Brooks Jensen Arts

Every Picture Is a Compromise

Lessons from the Also-rans

Most photography websites show the photographer's very best work. Wonderful. But that's not the full story of a creative life. If we want to learn, we'd better pay attention to the images that aren't "greatest hits" and see what lessons they have to offer. Every picture is a compromise — the sum of its parts, optical, technical, visual, emotional, and even cosmic – well, maybe not cosmic, but sometimes spiritual. Success on all fronts is rare. It's ok to learn from those that are not our best.

This is a series about my also-rans, some of which I've been able to improve at bit (i.e., "best effort"), none of which I would consider my best. With each there are lessons worth sharing, so I will.

Click on the image to see it larger

Previous image  |  Next image

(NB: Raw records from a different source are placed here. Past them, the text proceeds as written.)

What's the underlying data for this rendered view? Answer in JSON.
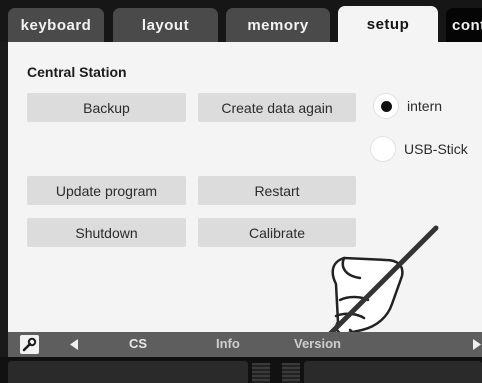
{
  "tabs": [
    {
      "label": "keyboard",
      "active": false
    },
    {
      "label": "layout",
      "active": false
    },
    {
      "label": "memory",
      "active": false
    },
    {
      "label": "setup",
      "active": true
    },
    {
      "label": "cont",
      "active": false
    }
  ],
  "panel": {
    "title": "Central Station",
    "buttons": {
      "backup": "Backup",
      "create_data_again": "Create data again",
      "update_program": "Update program",
      "restart": "Restart",
      "shutdown": "Shutdown",
      "calibrate": "Calibrate"
    },
    "storage_options": [
      {
        "label": "intern",
        "selected": true
      },
      {
        "label": "USB-Stick",
        "selected": false
      }
    ]
  },
  "bottom_bar": {
    "tool_icon": "wrench-icon",
    "items": [
      "CS",
      "Info",
      "Version"
    ]
  },
  "colors": {
    "active_tab": "#f4f4f4",
    "inactive_tab": "#4a4a4a",
    "button": "#dcdcdc",
    "bottom_bar": "#5e5e5e"
  }
}
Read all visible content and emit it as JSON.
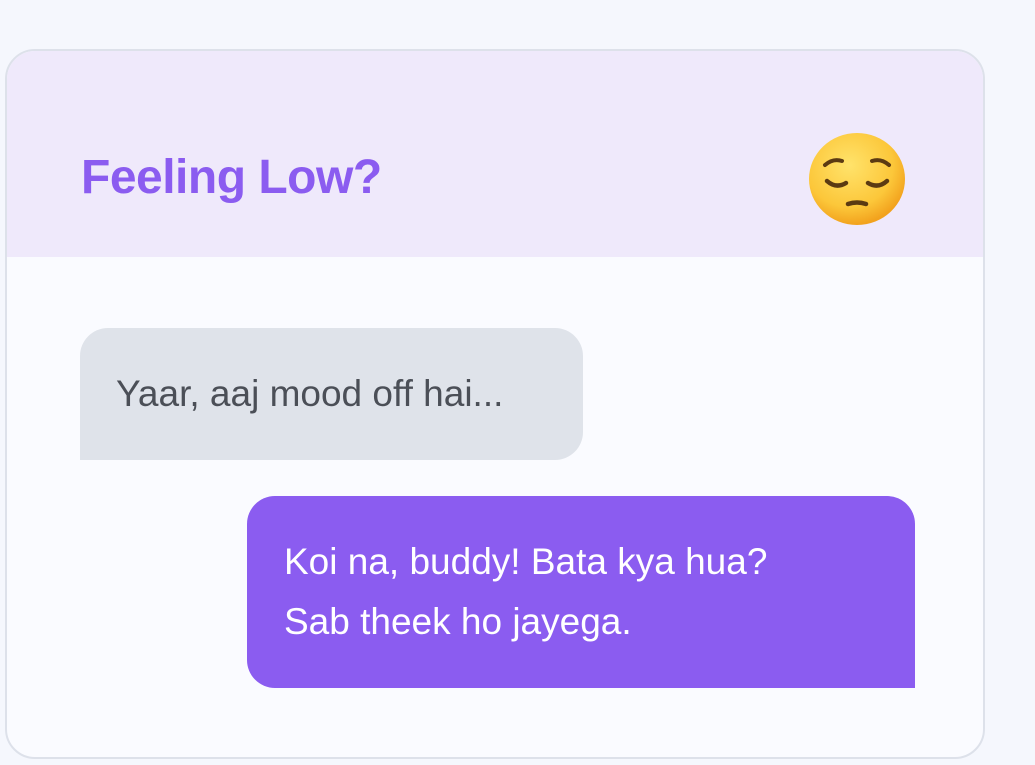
{
  "card": {
    "title": "Feeling Low?",
    "icon": "pensive-face-icon",
    "accent_color": "#8b5cf0",
    "header_bg": "#efe9fb"
  },
  "messages": [
    {
      "sender": "friend",
      "text": "Yaar, aaj mood off hai..."
    },
    {
      "sender": "me",
      "lines": [
        "Koi na, buddy! Bata kya hua?",
        "Sab theek ho jayega."
      ]
    }
  ]
}
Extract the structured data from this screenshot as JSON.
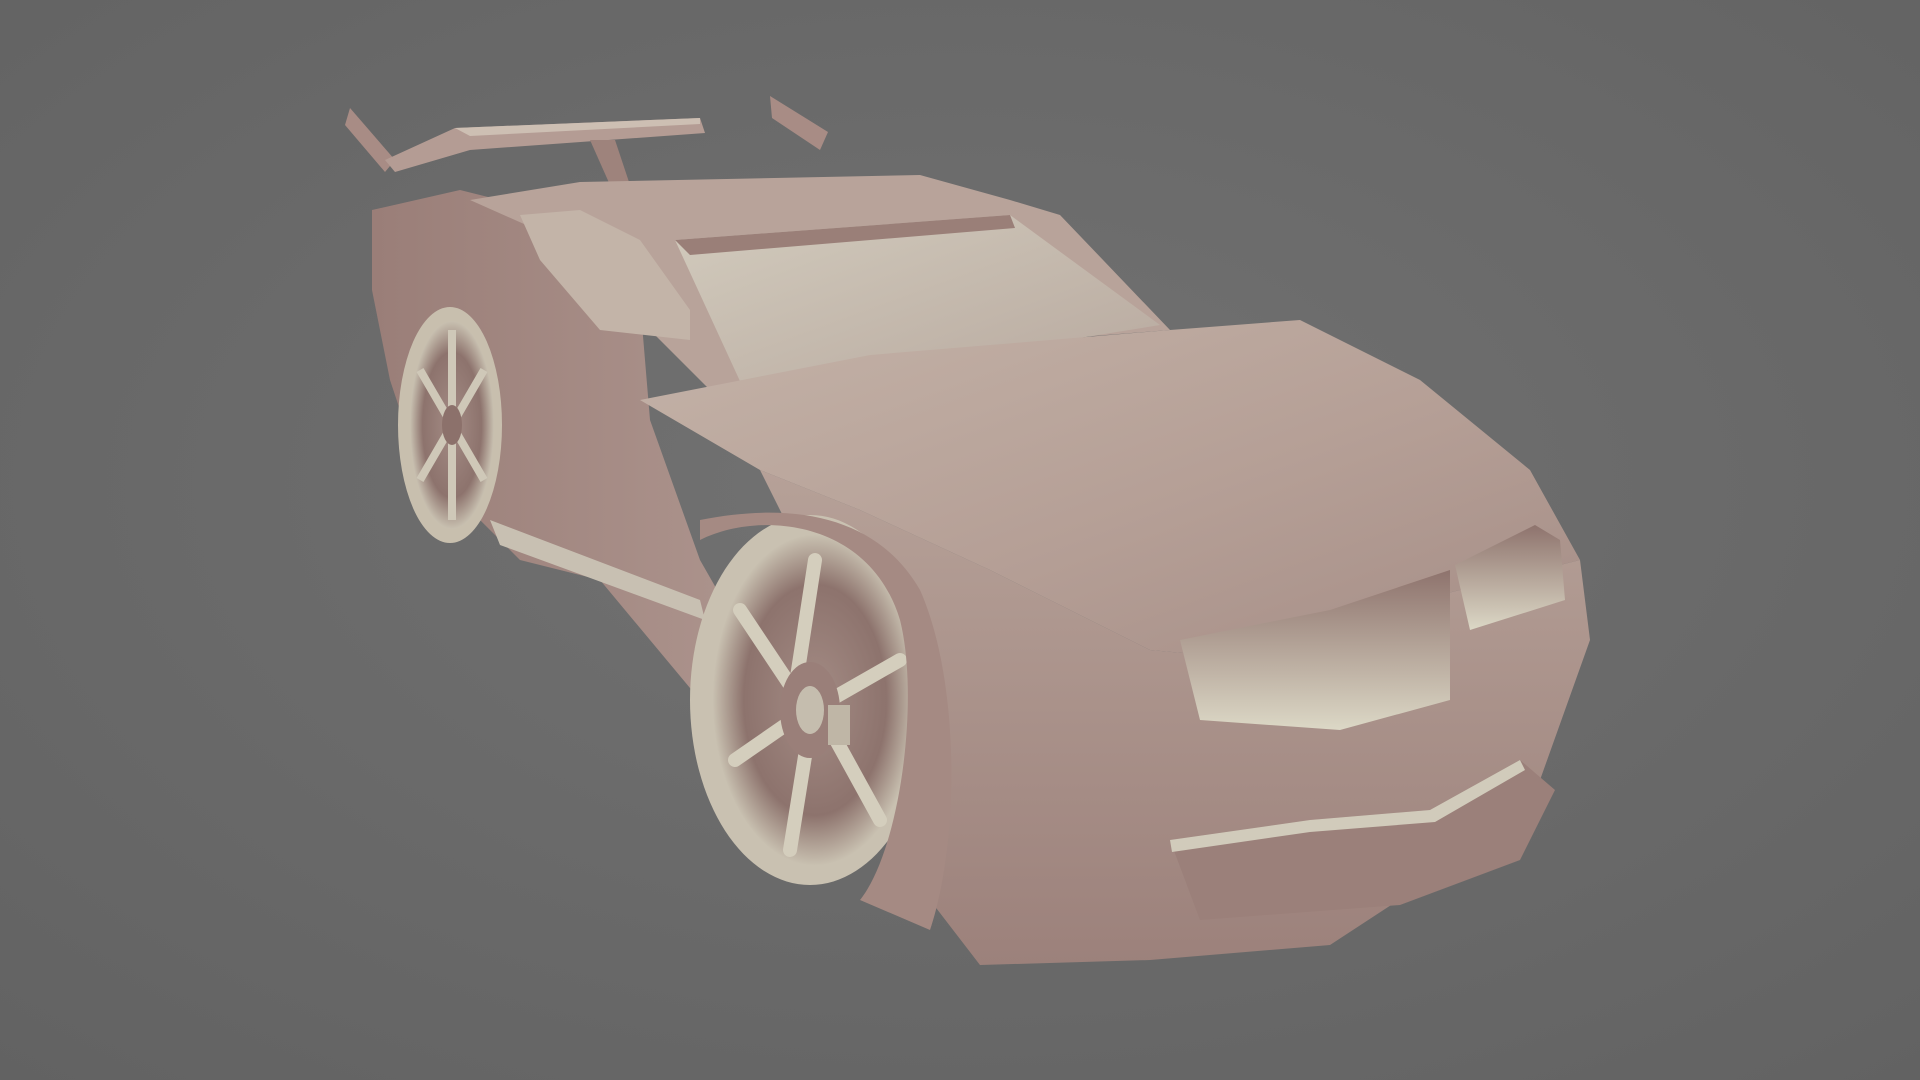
{
  "scene": {
    "subject": "car-model",
    "background_color": "#6b6b6b",
    "body_color": "#a88e87",
    "highlight_color": "#d9d4c2",
    "shadow_color": "#6e5650"
  }
}
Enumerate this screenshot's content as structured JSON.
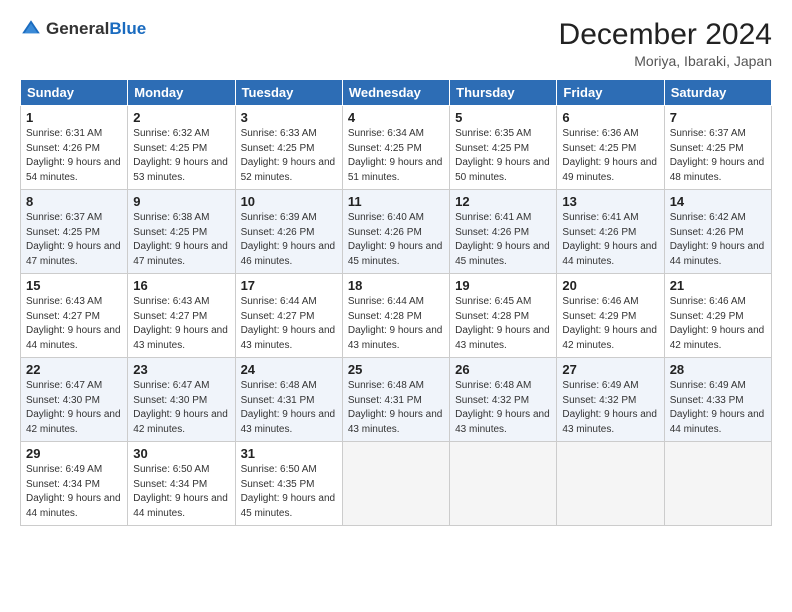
{
  "header": {
    "logo_general": "General",
    "logo_blue": "Blue",
    "title": "December 2024",
    "subtitle": "Moriya, Ibaraki, Japan"
  },
  "weekdays": [
    "Sunday",
    "Monday",
    "Tuesday",
    "Wednesday",
    "Thursday",
    "Friday",
    "Saturday"
  ],
  "weeks": [
    [
      {
        "day": "1",
        "sunrise": "Sunrise: 6:31 AM",
        "sunset": "Sunset: 4:26 PM",
        "daylight": "Daylight: 9 hours and 54 minutes."
      },
      {
        "day": "2",
        "sunrise": "Sunrise: 6:32 AM",
        "sunset": "Sunset: 4:25 PM",
        "daylight": "Daylight: 9 hours and 53 minutes."
      },
      {
        "day": "3",
        "sunrise": "Sunrise: 6:33 AM",
        "sunset": "Sunset: 4:25 PM",
        "daylight": "Daylight: 9 hours and 52 minutes."
      },
      {
        "day": "4",
        "sunrise": "Sunrise: 6:34 AM",
        "sunset": "Sunset: 4:25 PM",
        "daylight": "Daylight: 9 hours and 51 minutes."
      },
      {
        "day": "5",
        "sunrise": "Sunrise: 6:35 AM",
        "sunset": "Sunset: 4:25 PM",
        "daylight": "Daylight: 9 hours and 50 minutes."
      },
      {
        "day": "6",
        "sunrise": "Sunrise: 6:36 AM",
        "sunset": "Sunset: 4:25 PM",
        "daylight": "Daylight: 9 hours and 49 minutes."
      },
      {
        "day": "7",
        "sunrise": "Sunrise: 6:37 AM",
        "sunset": "Sunset: 4:25 PM",
        "daylight": "Daylight: 9 hours and 48 minutes."
      }
    ],
    [
      {
        "day": "8",
        "sunrise": "Sunrise: 6:37 AM",
        "sunset": "Sunset: 4:25 PM",
        "daylight": "Daylight: 9 hours and 47 minutes."
      },
      {
        "day": "9",
        "sunrise": "Sunrise: 6:38 AM",
        "sunset": "Sunset: 4:25 PM",
        "daylight": "Daylight: 9 hours and 47 minutes."
      },
      {
        "day": "10",
        "sunrise": "Sunrise: 6:39 AM",
        "sunset": "Sunset: 4:26 PM",
        "daylight": "Daylight: 9 hours and 46 minutes."
      },
      {
        "day": "11",
        "sunrise": "Sunrise: 6:40 AM",
        "sunset": "Sunset: 4:26 PM",
        "daylight": "Daylight: 9 hours and 45 minutes."
      },
      {
        "day": "12",
        "sunrise": "Sunrise: 6:41 AM",
        "sunset": "Sunset: 4:26 PM",
        "daylight": "Daylight: 9 hours and 45 minutes."
      },
      {
        "day": "13",
        "sunrise": "Sunrise: 6:41 AM",
        "sunset": "Sunset: 4:26 PM",
        "daylight": "Daylight: 9 hours and 44 minutes."
      },
      {
        "day": "14",
        "sunrise": "Sunrise: 6:42 AM",
        "sunset": "Sunset: 4:26 PM",
        "daylight": "Daylight: 9 hours and 44 minutes."
      }
    ],
    [
      {
        "day": "15",
        "sunrise": "Sunrise: 6:43 AM",
        "sunset": "Sunset: 4:27 PM",
        "daylight": "Daylight: 9 hours and 44 minutes."
      },
      {
        "day": "16",
        "sunrise": "Sunrise: 6:43 AM",
        "sunset": "Sunset: 4:27 PM",
        "daylight": "Daylight: 9 hours and 43 minutes."
      },
      {
        "day": "17",
        "sunrise": "Sunrise: 6:44 AM",
        "sunset": "Sunset: 4:27 PM",
        "daylight": "Daylight: 9 hours and 43 minutes."
      },
      {
        "day": "18",
        "sunrise": "Sunrise: 6:44 AM",
        "sunset": "Sunset: 4:28 PM",
        "daylight": "Daylight: 9 hours and 43 minutes."
      },
      {
        "day": "19",
        "sunrise": "Sunrise: 6:45 AM",
        "sunset": "Sunset: 4:28 PM",
        "daylight": "Daylight: 9 hours and 43 minutes."
      },
      {
        "day": "20",
        "sunrise": "Sunrise: 6:46 AM",
        "sunset": "Sunset: 4:29 PM",
        "daylight": "Daylight: 9 hours and 42 minutes."
      },
      {
        "day": "21",
        "sunrise": "Sunrise: 6:46 AM",
        "sunset": "Sunset: 4:29 PM",
        "daylight": "Daylight: 9 hours and 42 minutes."
      }
    ],
    [
      {
        "day": "22",
        "sunrise": "Sunrise: 6:47 AM",
        "sunset": "Sunset: 4:30 PM",
        "daylight": "Daylight: 9 hours and 42 minutes."
      },
      {
        "day": "23",
        "sunrise": "Sunrise: 6:47 AM",
        "sunset": "Sunset: 4:30 PM",
        "daylight": "Daylight: 9 hours and 42 minutes."
      },
      {
        "day": "24",
        "sunrise": "Sunrise: 6:48 AM",
        "sunset": "Sunset: 4:31 PM",
        "daylight": "Daylight: 9 hours and 43 minutes."
      },
      {
        "day": "25",
        "sunrise": "Sunrise: 6:48 AM",
        "sunset": "Sunset: 4:31 PM",
        "daylight": "Daylight: 9 hours and 43 minutes."
      },
      {
        "day": "26",
        "sunrise": "Sunrise: 6:48 AM",
        "sunset": "Sunset: 4:32 PM",
        "daylight": "Daylight: 9 hours and 43 minutes."
      },
      {
        "day": "27",
        "sunrise": "Sunrise: 6:49 AM",
        "sunset": "Sunset: 4:32 PM",
        "daylight": "Daylight: 9 hours and 43 minutes."
      },
      {
        "day": "28",
        "sunrise": "Sunrise: 6:49 AM",
        "sunset": "Sunset: 4:33 PM",
        "daylight": "Daylight: 9 hours and 44 minutes."
      }
    ],
    [
      {
        "day": "29",
        "sunrise": "Sunrise: 6:49 AM",
        "sunset": "Sunset: 4:34 PM",
        "daylight": "Daylight: 9 hours and 44 minutes."
      },
      {
        "day": "30",
        "sunrise": "Sunrise: 6:50 AM",
        "sunset": "Sunset: 4:34 PM",
        "daylight": "Daylight: 9 hours and 44 minutes."
      },
      {
        "day": "31",
        "sunrise": "Sunrise: 6:50 AM",
        "sunset": "Sunset: 4:35 PM",
        "daylight": "Daylight: 9 hours and 45 minutes."
      },
      null,
      null,
      null,
      null
    ]
  ]
}
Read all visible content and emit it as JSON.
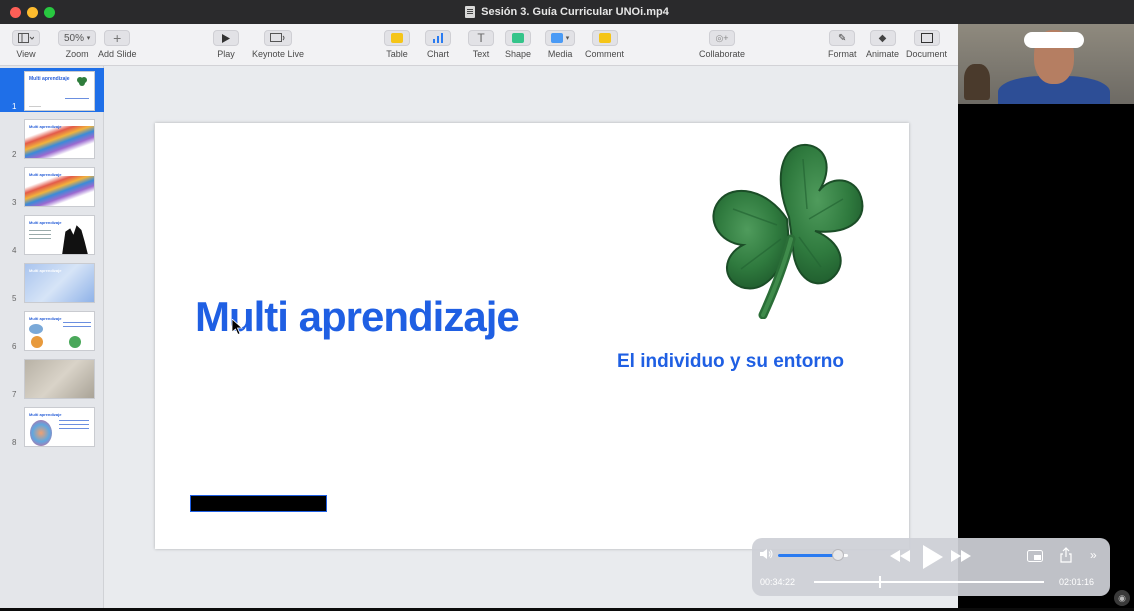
{
  "window": {
    "title": "Sesión 3. Guía Curricular UNOi.mp4",
    "traffic_colors": [
      "#ff5f57",
      "#febc2e",
      "#28c840"
    ]
  },
  "toolbar": {
    "view_label": "View",
    "zoom_value": "50%",
    "zoom_label": "Zoom",
    "add_slide_label": "Add Slide",
    "play_label": "Play",
    "keynote_live_label": "Keynote Live",
    "table_label": "Table",
    "chart_label": "Chart",
    "text_label": "Text",
    "shape_label": "Shape",
    "media_label": "Media",
    "comment_label": "Comment",
    "collaborate_label": "Collaborate",
    "format_label": "Format",
    "animate_label": "Animate",
    "document_label": "Document"
  },
  "navigator": {
    "slides": [
      {
        "number": "1",
        "selected": true
      },
      {
        "number": "2",
        "selected": false
      },
      {
        "number": "3",
        "selected": false
      },
      {
        "number": "4",
        "selected": false
      },
      {
        "number": "5",
        "selected": false
      },
      {
        "number": "6",
        "selected": false
      },
      {
        "number": "7",
        "selected": false
      },
      {
        "number": "8",
        "selected": false
      }
    ]
  },
  "slide": {
    "title": "Multi aprendizaje",
    "subtitle": "El individuo y su entorno",
    "accent_color": "#1f5fe3",
    "image": "shamrock-clover"
  },
  "player": {
    "elapsed": "00:34:22",
    "duration": "02:01:16",
    "progress_fraction": 0.283,
    "volume_fraction": 0.85
  },
  "icons": {
    "record": "record-icon",
    "rewind": "rewind-icon",
    "play": "play-icon",
    "forward": "fast-forward-icon",
    "pip": "picture-in-picture-icon",
    "share": "share-icon",
    "more": "more-icon"
  }
}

Original digital capture

Click on the image to see it larger

Extreme Salvage Week

Images that started with a steaming pile of yuck.

Lots of emails asking if I could do more of the massive recoveries I illustrated in this post.

What I saw that I liked:

Drying fish at the Anchang outdoor market hear Hangzhou, China.

What I don't like in the picture:

The gray wall in the background makes the photograph seem, well, gray. Because it is.

What I learned:

Once I started playing with this image to get some life in that gray wall, then the drying fish needed punching up, too. Adjust, look. Adjust, look. Each adjustment implies another adjustment. The process can be quite lengthy, in this case requiring 42 steps before I felt it was finished. Another one of the reaons I try to do as much as I can in the non-destructive editing in Lightroom.